Richard Enners followed his brother at West Point. He knows personally about the tradition cherished by the Long Gray Line and he, more than anyone, best knows the heart and spirit of Ray Enners. Richard’s book was written to honor his brother and to inspire others to live their lives with a purpose similar to that of Ray, and to make a difference in the lives of others.

To help Richard ensure that his brother’s contributions will continue to inspire others, I am providing a copy of Heart of Gray to all the public high school lacrosse coaches in Suffolk and Nassau counties. Copies of the book also will be provided to school administrators. The book also will be sent to the coaches and administrators in the Catholic High School Lacrosse League.

My hope is that everyone who reads Heart of Gray will share with others the ideals cherished by Lt. Raymond Enners.

Tremendous Honors From Hofstra And Adelphi
Nov 02, 2016Posted by james
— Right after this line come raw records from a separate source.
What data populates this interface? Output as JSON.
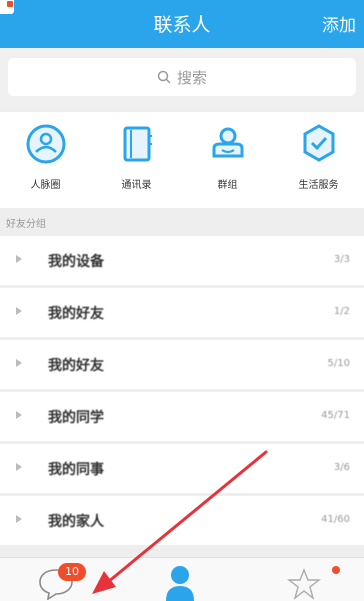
{
  "header": {
    "title": "联系人",
    "add_label": "添加"
  },
  "search": {
    "placeholder": "搜索"
  },
  "quick_actions": [
    {
      "label": "人脉圈",
      "icon": "people-circle-icon"
    },
    {
      "label": "通讯录",
      "icon": "address-book-icon"
    },
    {
      "label": "群组",
      "icon": "group-icon"
    },
    {
      "label": "生活服务",
      "icon": "life-service-icon"
    }
  ],
  "section_label": "好友分组",
  "groups": [
    {
      "name": "我的设备",
      "count": "3/3"
    },
    {
      "name": "我的好友",
      "count": "1/2"
    },
    {
      "name": "我的好友",
      "count": "5/10"
    },
    {
      "name": "我的同学",
      "count": "45/71"
    },
    {
      "name": "我的同事",
      "count": "3/6"
    },
    {
      "name": "我的家人",
      "count": "41/60"
    }
  ],
  "tabbar": {
    "badge_count": "10"
  },
  "colors": {
    "accent": "#2aa5ec",
    "badge": "#f04d2c",
    "annotation_arrow": "#e8323a"
  }
}
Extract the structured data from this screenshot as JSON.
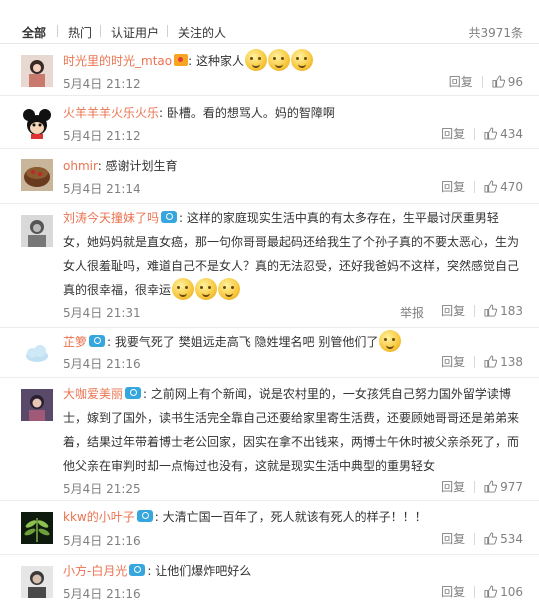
{
  "tabs": {
    "all": "全部",
    "hot": "热门",
    "verified": "认证用户",
    "following": "关注的人",
    "total": "共3971条"
  },
  "actions": {
    "reply": "回复",
    "report": "举报"
  },
  "comments": [
    {
      "user": "时光里的时光_mtao",
      "text": ": 这种家人",
      "time": "5月4日 21:12",
      "likes": "96"
    },
    {
      "user": "火羊羊羊火乐火乐",
      "text": ": 卧槽。看的想骂人。妈的智障啊",
      "time": "5月4日 21:12",
      "likes": "434"
    },
    {
      "user": "ohmir",
      "text": ": 感谢计划生育",
      "time": "5月4日 21:14",
      "likes": "470"
    },
    {
      "user": "刘涛今天撞妹了吗",
      "lines": [
        ": 这样的家庭现实生活中真的有太多存在，生平最讨厌重男轻",
        "女，她妈妈就是直女癌，那一句你哥哥最起码还给我生了个孙子真的不要太恶心，生为",
        "女人很羞耻吗，难道自己不是女人？真的无法忍受，还好我爸妈不这样，突然感觉自己",
        "真的很幸福，很幸运"
      ],
      "time": "5月4日 21:31",
      "likes": "183"
    },
    {
      "user": "芷箩",
      "text": ": 我要气死了 樊姐远走高飞 隐姓埋名吧 别管他们了",
      "time": "5月4日 21:16",
      "likes": "138"
    },
    {
      "user": "大咖爱美丽",
      "lines": [
        ": 之前网上有个新闻，说是农村里的，一女孩凭自己努力国外留学读博",
        "士，嫁到了国外，读书生活完全靠自己还要给家里寄生活费，还要顾她哥哥还是弟弟来",
        "着，结果过年带着博士老公回家，因实在拿不出钱来，两博士午休时被父亲杀死了，而",
        "他父亲在审判时却一点悔过也没有，这就是现实生活中典型的重男轻女"
      ],
      "time": "5月4日 21:25",
      "likes": "977"
    },
    {
      "user": "kkw的小叶子",
      "text": ": 大清亡国一百年了，死人就该有死人的样子！！！",
      "time": "5月4日 21:16",
      "likes": "534"
    },
    {
      "user": "小方-白月光",
      "text": ": 让他们爆炸吧好么",
      "time": "5月4日 21:16",
      "likes": "106"
    }
  ],
  "colors": {
    "username": "#eb7350",
    "badge": "#35a6de",
    "meta": "#808080"
  }
}
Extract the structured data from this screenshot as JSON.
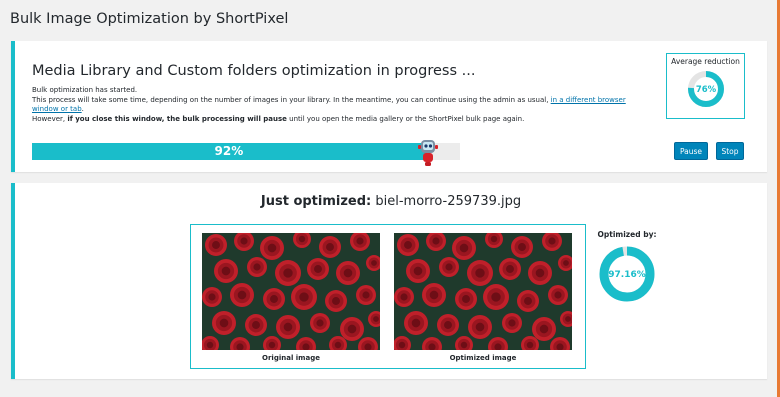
{
  "page_title": "Bulk Image Optimization by ShortPixel",
  "progress_panel": {
    "heading": "Media Library and Custom folders optimization in progress ...",
    "line1": "Bulk optimization has started.",
    "line2_text": "This process will take some time, depending on the number of images in your library. In the meantime, you can continue using the admin as usual, ",
    "line2_link": "in a different browser window or tab",
    "line2_end": ".",
    "line3_pre": "However, ",
    "line3_bold": "if you close this window, the bulk processing will pause",
    "line3_post": " until you open the media gallery or the ShortPixel bulk page again.",
    "progress_percent": 92,
    "progress_label": "92%",
    "avg_label": "Average reduction",
    "avg_value": "76%",
    "avg_fraction": 0.76,
    "pause_label": "Pause",
    "stop_label": "Stop"
  },
  "result_panel": {
    "just_label": "Just optimized:",
    "file_name": "biel-morro-259739.jpg",
    "original_caption": "Original image",
    "optimized_caption": "Optimized image",
    "optimized_by_label": "Optimized by:",
    "optimized_by_value": "97.16%",
    "optimized_by_fraction": 0.9716
  },
  "colors": {
    "accent": "#1abdca",
    "button": "#0085ba",
    "rose": "#c0202a",
    "leaves": "#1f3a2c"
  }
}
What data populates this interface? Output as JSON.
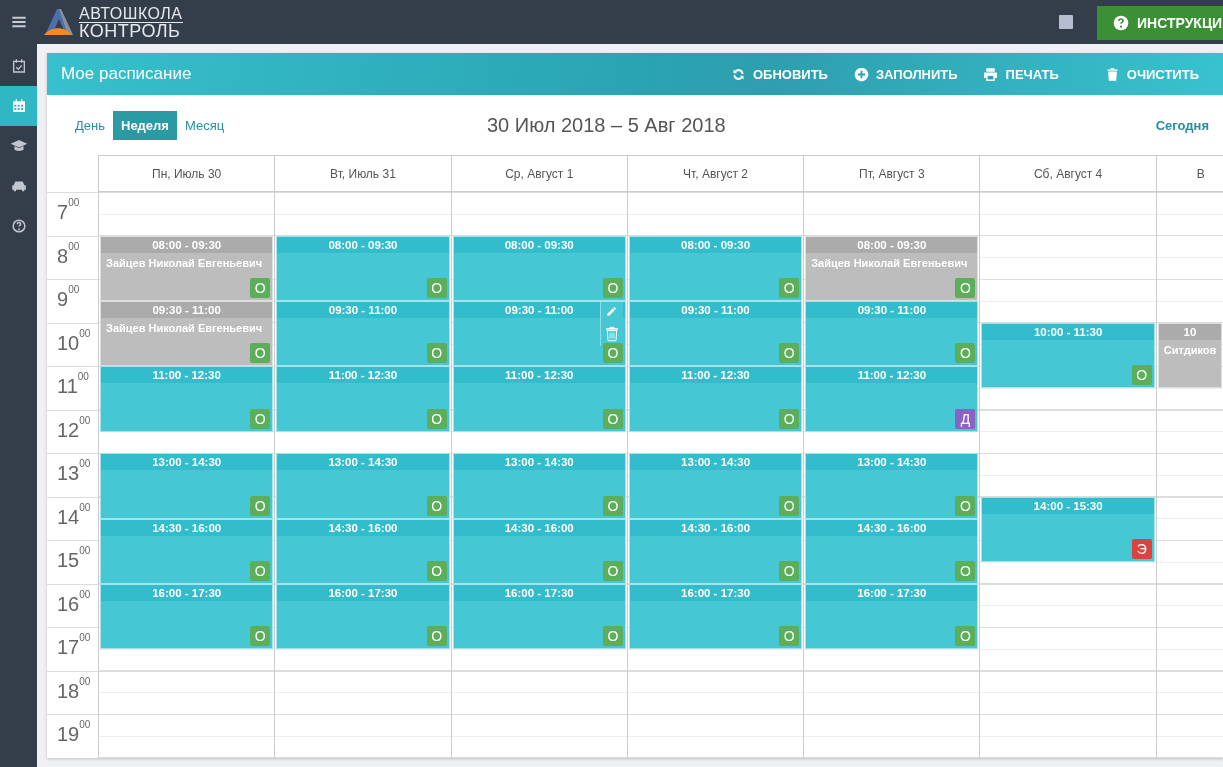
{
  "topbar": {
    "logo": {
      "line1": "АВТОШКОЛА",
      "line2": "КОНТРОЛЬ"
    },
    "help_button": "ИНСТРУКЦИ"
  },
  "sidebar": {
    "items": [
      {
        "selected": false
      },
      {
        "selected": true
      },
      {
        "selected": false
      },
      {
        "selected": false
      },
      {
        "selected": false
      }
    ]
  },
  "card": {
    "title": "Мое расписание",
    "actions": [
      {
        "label": "ОБНОВИТЬ"
      },
      {
        "label": "ЗАПОЛНИТЬ"
      },
      {
        "label": "ПЕЧАТЬ"
      },
      {
        "label": "ОЧИСТИТЬ"
      }
    ]
  },
  "views": [
    {
      "label": "День",
      "selected": false
    },
    {
      "label": "Неделя",
      "selected": true
    },
    {
      "label": "Месяц",
      "selected": false
    }
  ],
  "date_range": "30 Июл 2018 – 5 Авг 2018",
  "today_button": "Сегодня",
  "hours": [
    "7$^{00}$",
    "8$^{00}$",
    "9$^{00}$",
    "10$^{00}$",
    "11$^{00}$",
    "12$^{00}$",
    "13$^{00}$",
    "14$^{00}$",
    "15$^{00}$",
    "16$^{00}$",
    "17$^{00}$",
    "18$^{00}$",
    "19$^{00}$"
  ],
  "days": [
    {
      "label": "Пн, Июль 30",
      "events": [
        {
          "time": "08:00 - 09:30",
          "kind": "booked",
          "name": "Зайцев Николай Евгеньевич",
          "hovered": false,
          "badge": {
            "label": "О",
            "color": "#5cae5a"
          }
        },
        {
          "time": "09:30 - 11:00",
          "kind": "booked",
          "name": "Зайцев Николай Евгеньевич",
          "hovered": false,
          "badge": {
            "label": "О",
            "color": "#5cae5a"
          }
        },
        {
          "time": "11:00 - 12:30",
          "kind": "open",
          "hovered": false,
          "badge": {
            "label": "О",
            "color": "#5cae5a"
          }
        },
        {
          "time": "13:00 - 14:30",
          "kind": "open",
          "hovered": false,
          "badge": {
            "label": "О",
            "color": "#5cae5a"
          }
        },
        {
          "time": "14:30 - 16:00",
          "kind": "open",
          "hovered": false,
          "badge": {
            "label": "О",
            "color": "#5cae5a"
          }
        },
        {
          "time": "16:00 - 17:30",
          "kind": "open",
          "hovered": false,
          "badge": {
            "label": "О",
            "color": "#5cae5a"
          }
        }
      ]
    },
    {
      "label": "Вт, Июль 31",
      "events": [
        {
          "time": "08:00 - 09:30",
          "kind": "open",
          "hovered": false,
          "badge": {
            "label": "О",
            "color": "#5cae5a"
          }
        },
        {
          "time": "09:30 - 11:00",
          "kind": "open",
          "hovered": false,
          "badge": {
            "label": "О",
            "color": "#5cae5a"
          }
        },
        {
          "time": "11:00 - 12:30",
          "kind": "open",
          "hovered": false,
          "badge": {
            "label": "О",
            "color": "#5cae5a"
          }
        },
        {
          "time": "13:00 - 14:30",
          "kind": "open",
          "hovered": false,
          "badge": {
            "label": "О",
            "color": "#5cae5a"
          }
        },
        {
          "time": "14:30 - 16:00",
          "kind": "open",
          "hovered": false,
          "badge": {
            "label": "О",
            "color": "#5cae5a"
          }
        },
        {
          "time": "16:00 - 17:30",
          "kind": "open",
          "hovered": false,
          "badge": {
            "label": "О",
            "color": "#5cae5a"
          }
        }
      ]
    },
    {
      "label": "Ср, Август 1",
      "events": [
        {
          "time": "08:00 - 09:30",
          "kind": "open",
          "hovered": false,
          "badge": {
            "label": "О",
            "color": "#5cae5a"
          }
        },
        {
          "time": "09:30 - 11:00",
          "kind": "open",
          "hovered": true,
          "badge": {
            "label": "О",
            "color": "#5cae5a"
          }
        },
        {
          "time": "11:00 - 12:30",
          "kind": "open",
          "hovered": false,
          "badge": {
            "label": "О",
            "color": "#5cae5a"
          }
        },
        {
          "time": "13:00 - 14:30",
          "kind": "open",
          "hovered": false,
          "badge": {
            "label": "О",
            "color": "#5cae5a"
          }
        },
        {
          "time": "14:30 - 16:00",
          "kind": "open",
          "hovered": false,
          "badge": {
            "label": "О",
            "color": "#5cae5a"
          }
        },
        {
          "time": "16:00 - 17:30",
          "kind": "open",
          "hovered": false,
          "badge": {
            "label": "О",
            "color": "#5cae5a"
          }
        }
      ]
    },
    {
      "label": "Чт, Август 2",
      "events": [
        {
          "time": "08:00 - 09:30",
          "kind": "open",
          "hovered": false,
          "badge": {
            "label": "О",
            "color": "#5cae5a"
          }
        },
        {
          "time": "09:30 - 11:00",
          "kind": "open",
          "hovered": false,
          "badge": {
            "label": "О",
            "color": "#5cae5a"
          }
        },
        {
          "time": "11:00 - 12:30",
          "kind": "open",
          "hovered": false,
          "badge": {
            "label": "О",
            "color": "#5cae5a"
          }
        },
        {
          "time": "13:00 - 14:30",
          "kind": "open",
          "hovered": false,
          "badge": {
            "label": "О",
            "color": "#5cae5a"
          }
        },
        {
          "time": "14:30 - 16:00",
          "kind": "open",
          "hovered": false,
          "badge": {
            "label": "О",
            "color": "#5cae5a"
          }
        },
        {
          "time": "16:00 - 17:30",
          "kind": "open",
          "hovered": false,
          "badge": {
            "label": "О",
            "color": "#5cae5a"
          }
        }
      ]
    },
    {
      "label": "Пт, Август 3",
      "events": [
        {
          "time": "08:00 - 09:30",
          "kind": "booked",
          "name": "Зайцев Николай Евгеньевич",
          "hovered": false,
          "badge": {
            "label": "О",
            "color": "#5cae5a"
          }
        },
        {
          "time": "09:30 - 11:00",
          "kind": "open",
          "hovered": false,
          "badge": {
            "label": "О",
            "color": "#5cae5a"
          }
        },
        {
          "time": "11:00 - 12:30",
          "kind": "open",
          "hovered": false,
          "badge": {
            "label": "Д",
            "color": "#8a63c2"
          }
        },
        {
          "time": "13:00 - 14:30",
          "kind": "open",
          "hovered": false,
          "badge": {
            "label": "О",
            "color": "#5cae5a"
          }
        },
        {
          "time": "14:30 - 16:00",
          "kind": "open",
          "hovered": false,
          "badge": {
            "label": "О",
            "color": "#5cae5a"
          }
        },
        {
          "time": "16:00 - 17:30",
          "kind": "open",
          "hovered": false,
          "badge": {
            "label": "О",
            "color": "#5cae5a"
          }
        }
      ]
    },
    {
      "label": "Сб, Август 4",
      "events": [
        {
          "time": "10:00 - 11:30",
          "kind": "open",
          "hovered": false,
          "badge": {
            "label": "О",
            "color": "#5cae5a"
          }
        },
        {
          "time": "14:00 - 15:30",
          "kind": "open",
          "hovered": false,
          "badge": {
            "label": "Э",
            "color": "#d9443f"
          }
        }
      ]
    },
    {
      "label": "В",
      "events": [
        {
          "time": "10",
          "kind": "booked",
          "name": "Ситдиков",
          "hovered": false
        }
      ]
    }
  ]
}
September was a tremendous month for me – but, more important, it was a tremendous month for the many local programs supported by me, my company and my clients.

Two fabulous universities celebrated my high school and college sports career along with all the sports, education and other philanthropic initiatives with which I am involved to support communities on Long Island and the greater New York City area.

My alma mater designated me as Hofstra Alumnus of the Year. After finding my way back to the campus after an absence of 25-plus years, the Hofstra University Alumni Organization decided to acknowledge not only my lacrosse career at the school but also my recent contributions to the athletic and education programs. For this, I am very thankful.

I am proud of all that we have been able to accomplish together in just a handful of years. This includes construction of the Royle-Sombrotto Locker Room that provides a state-of-the-art facility for the men’s lacrosse program, support for the women’s lacrosse program and also The Hallways Traditions Project at Hofstra’s Margiotta Hall that showcases the history of both lacrosse programs and the university’s football program. In the classroom, I am grateful to provide support for the summer internship program for the Center of Civic Engagement that honors Michael D’Innocenzo, my former Hofstra professor.

A few days after the Hofsta celebration, I became the 25th recipient of the Woodruff Lifetime Achievement Award presented by the Adelphi University Athletic Hall of Fame. The honor cited my commitment to local programs in Nassau and Suffolk counties and throughout the greater New York area that focus on youth, athletics, education and communities.

Adelphi is a local lacrosse rival of Hofstra, and it is nice to know that my philanthropic efforts also are appreciated by this fabulous school. The award recognizes “excellence in coaching, teaching and educating young adults while saluting an ambassador of sportsmanship and goodwill and stressing that the athletic experience enhances the educational experience and quality of life.”

These awards are prominently displayed in the offices of The Whitmore Group. Even more rewarding is that additional attention has been generated for local youth, high school and college athletics and education, along with the many other local programs that we support.